Here's why Maverick McNealy was the victim of a frustrating penalty while in contention at Pebble Beach

February 13, 2021

PEBBLE BEACH — Saturday morning was going swimmingly for Maverick McNealy. The 25-year-old was three under through four holes on the day, firmly within striking distance of the leaders as he sat at 10 under overall at the AT&T Pebble Beach Pro-Am. He's contending on a course he has spent a lot of time at, considering his family once owned a summer home in Pebble Beach—so the vibes were going great for the former Stanford golfer.

Until he got to the par-3 fifth hole. McNealy pulled his tee shot long and left of the green, and as he was preparing to hit his chip, his ball clearly rolled forward as he was about to address the ball with his wedge. It actually rolled into a worse lie than the initial one, but no matter—McNealy immediately called a rules official to help him navigate the situation.
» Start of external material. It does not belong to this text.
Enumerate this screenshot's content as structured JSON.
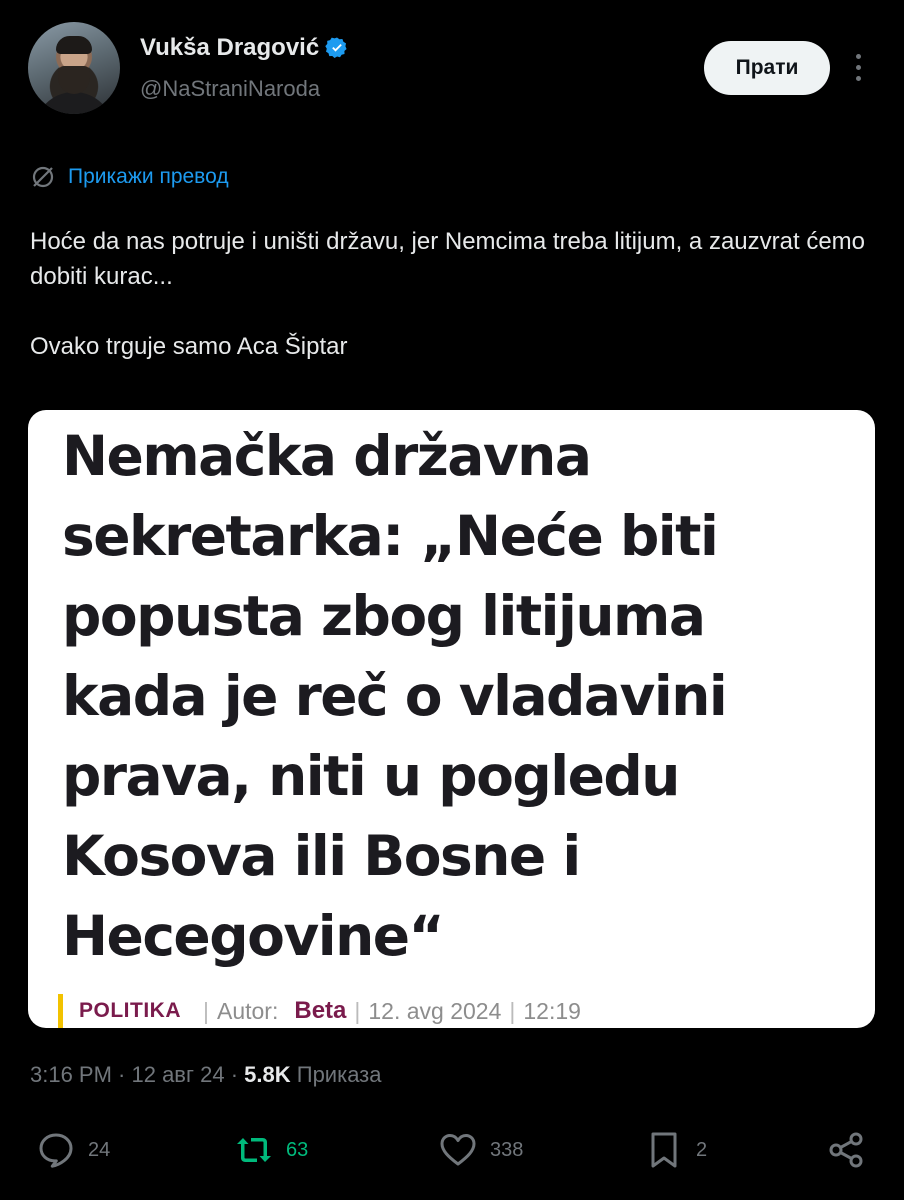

After a lengthy discussion—most of which was shown by the Golf Channel broadcast, which showed McNealy and the official standing over the ball for several minutes—both agreed that McNealy’s setting the club behind the ball likely caused the ball to move. As such, he was assessed a one-shot penalty under Rule 9-4 and forced to re-create his initial lie.

If you’re thinking, I thought they changed this rule, you’re right. Kind of. After the messy situation at the 2016 U.S. Open, when Dustin Johnson was penalized for accidentally moving his ball on the putting green, that rule was indeed changed as part of the 2019 updating of the rulebook—but only for balls on the green. If you accidentally cause your ball to move on the putting green, it is no longer a penalty. But if you can determine with virtual certainty that you caused the ball to move, albeit accidentally, anywhere but on the putting green, it’s a penalty.

An unfortunate situation, especially because McNealy never intended any funny business. And he should be applauded for calling in the rules officials and coming to the right decision. Though the 2019 rule changes went a long way toward considering intent, there are still some places where intent doesn’t matter—and this is one of them.